A question often asked is, "What's the effect of humidity in cold weather?" According to most books, having a higher humidity makes our body evaporate less water, resulting in less cooling. If that theory is extrapolated to very cool conditions, it would say that a cold and moist atmosphere would result in a person not being as miserable as if it were a cold, dry atmosphere. But it is not so. The reason is that people wear clothing. To an unclothed person, it is probably correct that in the humid atmosphere you would not be as cold as in the dry atmosphere. But we wear clothing. Often, as the humidity in the air increases, the insulating value of clothing decreases because of the moisture captured on the fibers of the clothing. This is the wicking effect of moisture in clothing. It can greatly accelerate the heat loss through clothing. Even though the clothes do not appear wet, the humidity in the air may create a thin layer of moisture on the fibers and result in greater conduction, or transfer, of heat through the clothing.

The person who says, "The coldest I have ever been was that cold, windy day when the humidity was so high," probably is telling the truth. It probably is realistic that it was because of the humidity reducing the insulating value of the clothing rather than the direct humidity effect on heat transfer from a person if they were unclothed.

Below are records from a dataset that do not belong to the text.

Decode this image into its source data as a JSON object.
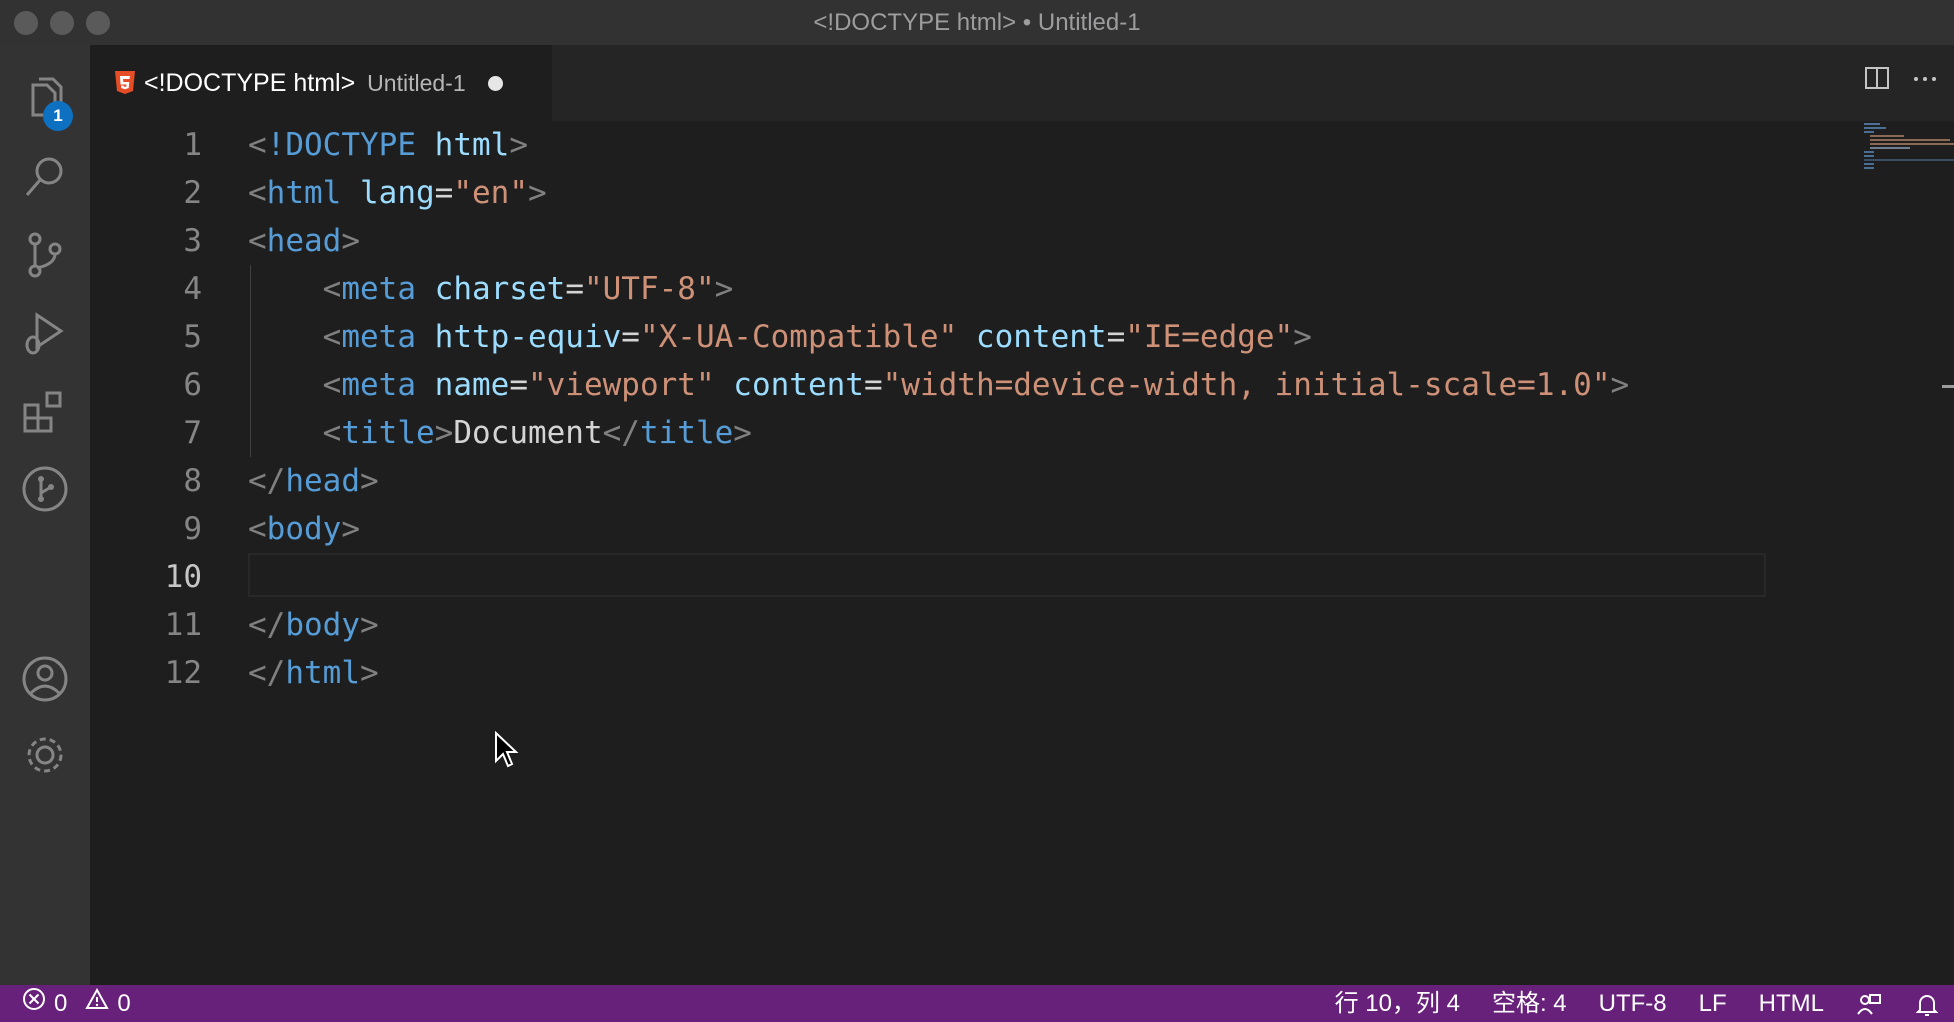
{
  "window": {
    "title": "<!DOCTYPE html> • Untitled-1"
  },
  "activity_bar": {
    "explorer_badge": "1",
    "icons": [
      "files-icon",
      "search-icon",
      "source-control-icon",
      "run-debug-icon",
      "extensions-icon",
      "git-graph-icon",
      "account-icon",
      "settings-gear-icon"
    ]
  },
  "tab": {
    "icon": "html5-icon",
    "title": "<!DOCTYPE html>",
    "description": "Untitled-1",
    "dirty": true
  },
  "editor": {
    "active_line": 10,
    "line_numbers": [
      "1",
      "2",
      "3",
      "4",
      "5",
      "6",
      "7",
      "8",
      "9",
      "10",
      "11",
      "12"
    ],
    "lines": [
      [
        [
          "br",
          "<"
        ],
        [
          "tag",
          "!DOCTYPE"
        ],
        [
          "txt",
          " "
        ],
        [
          "attr",
          "html"
        ],
        [
          "br",
          ">"
        ]
      ],
      [
        [
          "br",
          "<"
        ],
        [
          "tag",
          "html"
        ],
        [
          "txt",
          " "
        ],
        [
          "attr",
          "lang"
        ],
        [
          "txt",
          "="
        ],
        [
          "str",
          "\"en\""
        ],
        [
          "br",
          ">"
        ]
      ],
      [
        [
          "br",
          "<"
        ],
        [
          "tag",
          "head"
        ],
        [
          "br",
          ">"
        ]
      ],
      [
        [
          "txt",
          "    "
        ],
        [
          "br",
          "<"
        ],
        [
          "tag",
          "meta"
        ],
        [
          "txt",
          " "
        ],
        [
          "attr",
          "charset"
        ],
        [
          "txt",
          "="
        ],
        [
          "str",
          "\"UTF-8\""
        ],
        [
          "br",
          ">"
        ]
      ],
      [
        [
          "txt",
          "    "
        ],
        [
          "br",
          "<"
        ],
        [
          "tag",
          "meta"
        ],
        [
          "txt",
          " "
        ],
        [
          "attr",
          "http-equiv"
        ],
        [
          "txt",
          "="
        ],
        [
          "str",
          "\"X-UA-Compatible\""
        ],
        [
          "txt",
          " "
        ],
        [
          "attr",
          "content"
        ],
        [
          "txt",
          "="
        ],
        [
          "str",
          "\"IE=edge\""
        ],
        [
          "br",
          ">"
        ]
      ],
      [
        [
          "txt",
          "    "
        ],
        [
          "br",
          "<"
        ],
        [
          "tag",
          "meta"
        ],
        [
          "txt",
          " "
        ],
        [
          "attr",
          "name"
        ],
        [
          "txt",
          "="
        ],
        [
          "str",
          "\"viewport\""
        ],
        [
          "txt",
          " "
        ],
        [
          "attr",
          "content"
        ],
        [
          "txt",
          "="
        ],
        [
          "str",
          "\"width=device-width, initial-scale=1.0\""
        ],
        [
          "br",
          ">"
        ]
      ],
      [
        [
          "txt",
          "    "
        ],
        [
          "br",
          "<"
        ],
        [
          "tag",
          "title"
        ],
        [
          "br",
          ">"
        ],
        [
          "txt",
          "Document"
        ],
        [
          "br",
          "</"
        ],
        [
          "tag",
          "title"
        ],
        [
          "br",
          ">"
        ]
      ],
      [
        [
          "br",
          "</"
        ],
        [
          "tag",
          "head"
        ],
        [
          "br",
          ">"
        ]
      ],
      [
        [
          "br",
          "<"
        ],
        [
          "tag",
          "body"
        ],
        [
          "br",
          ">"
        ]
      ],
      [
        [
          "txt",
          "    "
        ]
      ],
      [
        [
          "br",
          "</"
        ],
        [
          "tag",
          "body"
        ],
        [
          "br",
          ">"
        ]
      ],
      [
        [
          "br",
          "</"
        ],
        [
          "tag",
          "html"
        ],
        [
          "br",
          ">"
        ]
      ]
    ]
  },
  "statusbar": {
    "errors": "0",
    "warnings": "0",
    "position": "行 10，列 4",
    "spaces": "空格: 4",
    "encoding": "UTF-8",
    "eol": "LF",
    "language": "HTML"
  },
  "colors": {
    "statusbar_bg": "#68217a",
    "badge_bg": "#0e70c0",
    "tag": "#569cd6",
    "attr": "#9cdcfe",
    "string": "#ce9178",
    "bracket": "#808080"
  }
}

We have introduced the energy budget of an individual, the forms of energy, and the concept that your comfort is determined not only by air temperature, but by wind, humidity, sun, thermal radiation from other sources, and by factors such as clothing, internal heat source, and evaporation. These are the factors of the energy budget. They are significant for animals and for the success and productivity of crops. We will now look more at how the specific energy budget of crops.